In fact, many current models of STEM learning and social-emotional learning (SEL) mutually reinforce lessons drawn from both realms. The Partnerships in Education and Resilience (PEAR) Institute at the McLean Hospital in suburban Boston supports diverse research programs in social-emotional learning. One thread of the research agenda addresses STEM learning through a multifaceted assessment framework that blends both STEM and SEL principles and practices. A “whole-child” model of psychological balance, the PEAR framework rests on four pillars of learning that can serve as a de facto checklist for families to use in their own at-home STEM learning activities. They can be summarized as follows, per a presentation by PEAR Director Gil Noam:
- Active engagement – hands-on, kinetic experience with learning that moves students’ bodies.
- Assertiveness – expression of individual experiences and thoughts in students’ own, authentic voices.
- Belonging – learning and activity undertaken in collaboration and informed by interdependence and shared purpose.
- Reflection – space and time dedicated to making meaning of experience and integrating it into a student’s identity.
All four of these items describe features of effective STEM as well as social-emotional learning programs. Parents who can incorporate these components into at-home STEM activities will be fostering both academic and social-emotional learning; the shared learning experience can be enriching and strengthen connectedness between parent and child along the way.
Various STEM education efforts have responded to COVID conditions by working to assimilate SEL principles into learning activities. Vivify STEM offers granular, point-by-point guidance for particular STEM activities that support SEL competencies such as self-awareness and responsible decision-making. They illustrate how Sphero robots, Ping Pong-ball design challenges, and model sailboat construction exercises can be used to boost SEL. The Indiana Department of Education has laid out specific examples of how educators and families can encourage SEL growth through STEM-based learning activities. Opportunities for students to connect STEM and SEL include programs and activities that range from the local to the global.
As vehicles of learning adjacent to at-home schooling, out-of-school programs are uniquely positioned to relieve some of the burdens thrust onto parents. Learn Fresh manages NBA Math Hoops, for example, and Girlstart has amplified training for college-age mentors who lead their STEM programs in ways to connect with younger participants.
Through these examples and others, families can find inspiration or even specific guidance for how to make STEM and SEL work together in the home. In whatever way the combination takes shape, the synergy of learning across STEM and SEL modalities can feed reservoirs of resilience in children. Experiencing learning and growth within an emotional landscape of balance and connectedness can inoculate children against damage in social, academic, and developmental realms that could otherwise result from the loss of in-school time during the pandemic.

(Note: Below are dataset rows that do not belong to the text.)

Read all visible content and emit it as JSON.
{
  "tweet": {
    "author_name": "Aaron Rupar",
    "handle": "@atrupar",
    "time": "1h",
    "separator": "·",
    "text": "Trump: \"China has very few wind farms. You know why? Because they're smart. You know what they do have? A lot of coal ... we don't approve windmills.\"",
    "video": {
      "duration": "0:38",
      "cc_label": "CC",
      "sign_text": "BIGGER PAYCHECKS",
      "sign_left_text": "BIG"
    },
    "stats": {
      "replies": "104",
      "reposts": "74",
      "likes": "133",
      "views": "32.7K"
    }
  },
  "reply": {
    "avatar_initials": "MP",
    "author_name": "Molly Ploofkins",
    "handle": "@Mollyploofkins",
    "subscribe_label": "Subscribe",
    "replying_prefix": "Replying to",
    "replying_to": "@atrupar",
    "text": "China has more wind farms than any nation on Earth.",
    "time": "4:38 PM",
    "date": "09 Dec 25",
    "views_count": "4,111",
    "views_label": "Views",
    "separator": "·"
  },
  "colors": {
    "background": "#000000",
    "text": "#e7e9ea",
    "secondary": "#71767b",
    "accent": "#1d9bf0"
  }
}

To be sure, daily life during COVID has often been a bewildering blur. But there are opportunities that have arisen from the challenges of remote learning that teachers and parents can run with, including the incorporation of SEL principles into STEM learning, and vice versa.
Eric Iversen is Vice President for Learning and Communications at Start Engineering, a print and digital media company that develops materials and services to help educators integrate STEM education and career learning into K-12 education. He has worked in education for over 25 years, as a teacher, writer, publisher, and administrator, and he has a Ph.D. in comparative literature. By coincidence, his first job out of college was at W. W. Norton.